▸ **Goal of the exercise**:
Without omission or alteration, write out all of the data.

▸ **Provided records**:
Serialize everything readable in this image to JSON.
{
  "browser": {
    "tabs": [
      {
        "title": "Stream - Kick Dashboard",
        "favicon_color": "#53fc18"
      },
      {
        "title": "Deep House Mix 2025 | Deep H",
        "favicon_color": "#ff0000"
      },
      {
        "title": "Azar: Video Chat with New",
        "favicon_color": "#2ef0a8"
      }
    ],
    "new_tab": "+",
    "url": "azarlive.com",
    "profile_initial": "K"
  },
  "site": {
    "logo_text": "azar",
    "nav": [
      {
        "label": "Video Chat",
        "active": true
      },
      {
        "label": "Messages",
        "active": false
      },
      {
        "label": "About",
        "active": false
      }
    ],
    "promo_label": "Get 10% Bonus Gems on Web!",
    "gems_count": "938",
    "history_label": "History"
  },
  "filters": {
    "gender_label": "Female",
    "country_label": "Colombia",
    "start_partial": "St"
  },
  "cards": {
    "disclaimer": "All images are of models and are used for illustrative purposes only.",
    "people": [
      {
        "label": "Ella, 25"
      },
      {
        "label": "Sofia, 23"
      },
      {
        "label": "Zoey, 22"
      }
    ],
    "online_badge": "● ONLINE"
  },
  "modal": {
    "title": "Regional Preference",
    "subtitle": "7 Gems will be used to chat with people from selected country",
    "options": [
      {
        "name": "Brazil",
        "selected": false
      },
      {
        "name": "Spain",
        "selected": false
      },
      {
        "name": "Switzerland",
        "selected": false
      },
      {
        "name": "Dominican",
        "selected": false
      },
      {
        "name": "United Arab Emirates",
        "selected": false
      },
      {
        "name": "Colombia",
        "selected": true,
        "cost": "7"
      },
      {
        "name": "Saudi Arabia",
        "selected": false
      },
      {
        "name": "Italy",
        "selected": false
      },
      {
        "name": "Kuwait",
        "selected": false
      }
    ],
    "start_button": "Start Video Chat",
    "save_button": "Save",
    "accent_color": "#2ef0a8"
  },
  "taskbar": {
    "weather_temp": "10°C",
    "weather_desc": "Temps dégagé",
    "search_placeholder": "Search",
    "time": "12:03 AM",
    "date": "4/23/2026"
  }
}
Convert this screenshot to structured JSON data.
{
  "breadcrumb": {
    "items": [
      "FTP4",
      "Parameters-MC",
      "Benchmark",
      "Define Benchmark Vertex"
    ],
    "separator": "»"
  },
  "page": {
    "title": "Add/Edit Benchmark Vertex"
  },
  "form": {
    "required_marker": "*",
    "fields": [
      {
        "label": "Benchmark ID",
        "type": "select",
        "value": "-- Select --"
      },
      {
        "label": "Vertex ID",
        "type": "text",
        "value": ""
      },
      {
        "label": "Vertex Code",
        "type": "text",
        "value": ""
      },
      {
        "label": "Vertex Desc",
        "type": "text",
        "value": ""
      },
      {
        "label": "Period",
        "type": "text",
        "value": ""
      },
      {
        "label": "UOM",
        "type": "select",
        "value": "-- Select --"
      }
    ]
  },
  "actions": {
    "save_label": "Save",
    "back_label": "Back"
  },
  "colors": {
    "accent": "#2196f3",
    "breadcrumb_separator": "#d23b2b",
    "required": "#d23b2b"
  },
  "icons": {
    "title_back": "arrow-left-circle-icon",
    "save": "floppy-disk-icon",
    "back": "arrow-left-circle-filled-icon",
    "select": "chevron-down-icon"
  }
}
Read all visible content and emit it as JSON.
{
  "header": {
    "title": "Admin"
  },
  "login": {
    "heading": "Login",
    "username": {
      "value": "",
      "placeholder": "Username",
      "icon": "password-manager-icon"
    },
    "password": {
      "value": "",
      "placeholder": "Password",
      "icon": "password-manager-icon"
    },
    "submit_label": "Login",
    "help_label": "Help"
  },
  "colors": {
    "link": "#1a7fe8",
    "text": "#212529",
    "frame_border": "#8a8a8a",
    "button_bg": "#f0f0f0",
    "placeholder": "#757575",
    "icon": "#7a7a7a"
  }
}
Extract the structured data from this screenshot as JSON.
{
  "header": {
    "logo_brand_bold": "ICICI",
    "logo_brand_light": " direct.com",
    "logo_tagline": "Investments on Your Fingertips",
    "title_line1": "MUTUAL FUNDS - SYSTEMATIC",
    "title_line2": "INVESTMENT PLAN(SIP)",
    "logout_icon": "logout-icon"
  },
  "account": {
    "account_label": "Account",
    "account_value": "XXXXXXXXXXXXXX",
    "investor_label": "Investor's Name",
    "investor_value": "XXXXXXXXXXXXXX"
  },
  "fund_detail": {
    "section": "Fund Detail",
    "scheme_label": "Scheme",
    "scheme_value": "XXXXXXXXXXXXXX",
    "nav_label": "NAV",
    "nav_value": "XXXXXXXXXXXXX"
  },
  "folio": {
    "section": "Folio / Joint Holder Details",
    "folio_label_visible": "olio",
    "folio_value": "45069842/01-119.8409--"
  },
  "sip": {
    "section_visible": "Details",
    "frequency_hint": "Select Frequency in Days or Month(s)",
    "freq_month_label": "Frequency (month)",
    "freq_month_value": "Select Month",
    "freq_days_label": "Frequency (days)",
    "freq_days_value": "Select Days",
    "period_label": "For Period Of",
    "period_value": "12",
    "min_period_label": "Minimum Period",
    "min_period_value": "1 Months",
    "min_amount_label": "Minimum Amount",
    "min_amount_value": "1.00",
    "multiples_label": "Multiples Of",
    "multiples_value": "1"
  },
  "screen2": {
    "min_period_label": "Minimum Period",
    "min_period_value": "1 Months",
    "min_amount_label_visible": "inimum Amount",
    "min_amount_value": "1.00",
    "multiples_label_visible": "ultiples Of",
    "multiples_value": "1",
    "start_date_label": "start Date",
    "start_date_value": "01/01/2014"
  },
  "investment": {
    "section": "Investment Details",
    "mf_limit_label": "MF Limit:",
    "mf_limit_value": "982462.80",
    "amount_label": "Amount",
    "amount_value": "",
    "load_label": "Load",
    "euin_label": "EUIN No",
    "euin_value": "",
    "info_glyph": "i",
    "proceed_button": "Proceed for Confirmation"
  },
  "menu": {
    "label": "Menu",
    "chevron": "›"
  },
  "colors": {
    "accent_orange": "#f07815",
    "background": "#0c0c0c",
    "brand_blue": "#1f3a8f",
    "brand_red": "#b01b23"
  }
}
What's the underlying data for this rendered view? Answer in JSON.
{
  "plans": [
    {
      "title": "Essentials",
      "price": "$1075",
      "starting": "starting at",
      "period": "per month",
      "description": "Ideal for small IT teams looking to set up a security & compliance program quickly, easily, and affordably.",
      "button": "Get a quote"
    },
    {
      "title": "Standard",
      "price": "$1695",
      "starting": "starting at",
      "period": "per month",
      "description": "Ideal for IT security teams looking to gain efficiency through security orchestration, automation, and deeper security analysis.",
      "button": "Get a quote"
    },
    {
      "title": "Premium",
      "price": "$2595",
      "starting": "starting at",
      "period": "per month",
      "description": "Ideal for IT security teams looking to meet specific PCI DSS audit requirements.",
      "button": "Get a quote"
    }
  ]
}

▸ **Solution**:
Serialize everything readable in this image to JSON.
{
  "browser": {
    "tabs": [
      {
        "title": "Stream - Kick Dashboard",
        "favicon_color": "#53fc18"
      },
      {
        "title": "Deep House Mix 2025 | Deep H",
        "favicon_color": "#ff0000"
      },
      {
        "title": "Azar: Video Chat with New",
        "favicon_color": "#2ef0a8"
      }
    ],
    "new_tab": "+",
    "url": "azarlive.com",
    "profile_initial": "K"
  },
  "site": {
    "logo_text": "azar",
    "nav": [
      {
        "label": "Video Chat",
        "active": true
      },
      {
        "label": "Messages",
        "active": false
      },
      {
        "label": "About",
        "active": false
      }
    ],
    "promo_label": "Get 10% Bonus Gems on Web!",
    "gems_count": "938",
    "history_label": "History"
  },
  "filters": {
    "gender_label": "Female",
    "country_label": "Colombia",
    "start_partial": "St"
  },
  "cards": {
    "disclaimer": "All images are of models and are used for illustrative purposes only.",
    "people": [
      {
        "label": "Ella, 25"
      },
      {
        "label": "Sofia, 23"
      },
      {
        "label": "Zoey, 22"
      }
    ],
    "online_badge": "● ONLINE"
  },
  "modal": {
    "title": "Regional Preference",
    "subtitle": "7 Gems will be used to chat with people from selected country",
    "options": [
      {
        "name": "Brazil",
        "selected": false
      },
      {
        "name": "Spain",
        "selected": false
      },
      {
        "name": "Switzerland",
        "selected": false
      },
      {
        "name": "Dominican",
        "selected": false
      },
      {
        "name": "United Arab Emirates",
        "selected": false
      },
      {
        "name": "Colombia",
        "selected": true,
        "cost": "7"
      },
      {
        "name": "Saudi Arabia",
        "selected": false
      },
      {
        "name": "Italy",
        "selected": false
      },
      {
        "name": "Kuwait",
        "selected": false
      }
    ],
    "start_button": "Start Video Chat",
    "save_button": "Save",
    "accent_color": "#2ef0a8"
  },
  "taskbar": {
    "weather_temp": "10°C",
    "weather_desc": "Temps dégagé",
    "search_placeholder": "Search",
    "time": "12:03 AM",
    "date": "4/23/2026"
  }
}
Convert this screenshot to structured JSON data.
{
  "breadcrumb": {
    "items": [
      "FTP4",
      "Parameters-MC",
      "Benchmark",
      "Define Benchmark Vertex"
    ],
    "separator": "»"
  },
  "page": {
    "title": "Add/Edit Benchmark Vertex"
  },
  "form": {
    "required_marker": "*",
    "fields": [
      {
        "label": "Benchmark ID",
        "type": "select",
        "value": "-- Select --"
      },
      {
        "label": "Vertex ID",
        "type": "text",
        "value": ""
      },
      {
        "label": "Vertex Code",
        "type": "text",
        "value": ""
      },
      {
        "label": "Vertex Desc",
        "type": "text",
        "value": ""
      },
      {
        "label": "Period",
        "type": "text",
        "value": ""
      },
      {
        "label": "UOM",
        "type": "select",
        "value": "-- Select --"
      }
    ]
  },
  "actions": {
    "save_label": "Save",
    "back_label": "Back"
  },
  "colors": {
    "accent": "#2196f3",
    "breadcrumb_separator": "#d23b2b",
    "required": "#d23b2b"
  },
  "icons": {
    "title_back": "arrow-left-circle-icon",
    "save": "floppy-disk-icon",
    "back": "arrow-left-circle-filled-icon",
    "select": "chevron-down-icon"
  }
}
Read all visible content and emit it as JSON.
{
  "header": {
    "title": "Admin"
  },
  "login": {
    "heading": "Login",
    "username": {
      "value": "",
      "placeholder": "Username",
      "icon": "password-manager-icon"
    },
    "password": {
      "value": "",
      "placeholder": "Password",
      "icon": "password-manager-icon"
    },
    "submit_label": "Login",
    "help_label": "Help"
  },
  "colors": {
    "link": "#1a7fe8",
    "text": "#212529",
    "frame_border": "#8a8a8a",
    "button_bg": "#f0f0f0",
    "placeholder": "#757575",
    "icon": "#7a7a7a"
  }
}
Extract the structured data from this screenshot as JSON.
{
  "header": {
    "logo_brand_bold": "ICICI",
    "logo_brand_light": " direct.com",
    "logo_tagline": "Investments on Your Fingertips",
    "title_line1": "MUTUAL FUNDS - SYSTEMATIC",
    "title_line2": "INVESTMENT PLAN(SIP)",
    "logout_icon": "logout-icon"
  },
  "account": {
    "account_label": "Account",
    "account_value": "XXXXXXXXXXXXXX",
    "investor_label": "Investor's Name",
    "investor_value": "XXXXXXXXXXXXXX"
  },
  "fund_detail": {
    "section": "Fund Detail",
    "scheme_label": "Scheme",
    "scheme_value": "XXXXXXXXXXXXXX",
    "nav_label": "NAV",
    "nav_value": "XXXXXXXXXXXXX"
  },
  "folio": {
    "section": "Folio / Joint Holder Details",
    "folio_label_visible": "olio",
    "folio_value": "45069842/01-119.8409--"
  },
  "sip": {
    "section_visible": "Details",
    "frequency_hint": "Select Frequency in Days or Month(s)",
    "freq_month_label": "Frequency (month)",
    "freq_month_value": "Select Month",
    "freq_days_label": "Frequency (days)",
    "freq_days_value": "Select Days",
    "period_label": "For Period Of",
    "period_value": "12",
    "min_period_label": "Minimum Period",
    "min_period_value": "1 Months",
    "min_amount_label": "Minimum Amount",
    "min_amount_value": "1.00",
    "multiples_label": "Multiples Of",
    "multiples_value": "1"
  },
  "screen2": {
    "min_period_label": "Minimum Period",
    "min_period_value": "1 Months",
    "min_amount_label_visible": "inimum Amount",
    "min_amount_value": "1.00",
    "multiples_label_visible": "ultiples Of",
    "multiples_value": "1",
    "start_date_label": "start Date",
    "start_date_value": "01/01/2014"
  },
  "investment": {
    "section": "Investment Details",
    "mf_limit_label": "MF Limit:",
    "mf_limit_value": "982462.80",
    "amount_label": "Amount",
    "amount_value": "",
    "load_label": "Load",
    "euin_label": "EUIN No",
    "euin_value": "",
    "info_glyph": "i",
    "proceed_button": "Proceed for Confirmation"
  },
  "menu": {
    "label": "Menu",
    "chevron": "›"
  },
  "colors": {
    "accent_orange": "#f07815",
    "background": "#0c0c0c",
    "brand_blue": "#1f3a8f",
    "brand_red": "#b01b23"
  }
}
What's the underlying data for this rendered view? Answer in JSON.
{
  "plans": [
    {
      "title": "Essentials",
      "price": "$1075",
      "starting": "starting at",
      "period": "per month",
      "description": "Ideal for small IT teams looking to set up a security & compliance program quickly, easily, and affordably.",
      "button": "Get a quote"
    },
    {
      "title": "Standard",
      "price": "$1695",
      "starting": "starting at",
      "period": "per month",
      "description": "Ideal for IT security teams looking to gain efficiency through security orchestration, automation, and deeper security analysis.",
      "button": "Get a quote"
    },
    {
      "title": "Premium",
      "price": "$2595",
      "starting": "starting at",
      "period": "per month",
      "description": "Ideal for IT security teams looking to meet specific PCI DSS audit requirements.",
      "button": "Get a quote"
    }
  ]
}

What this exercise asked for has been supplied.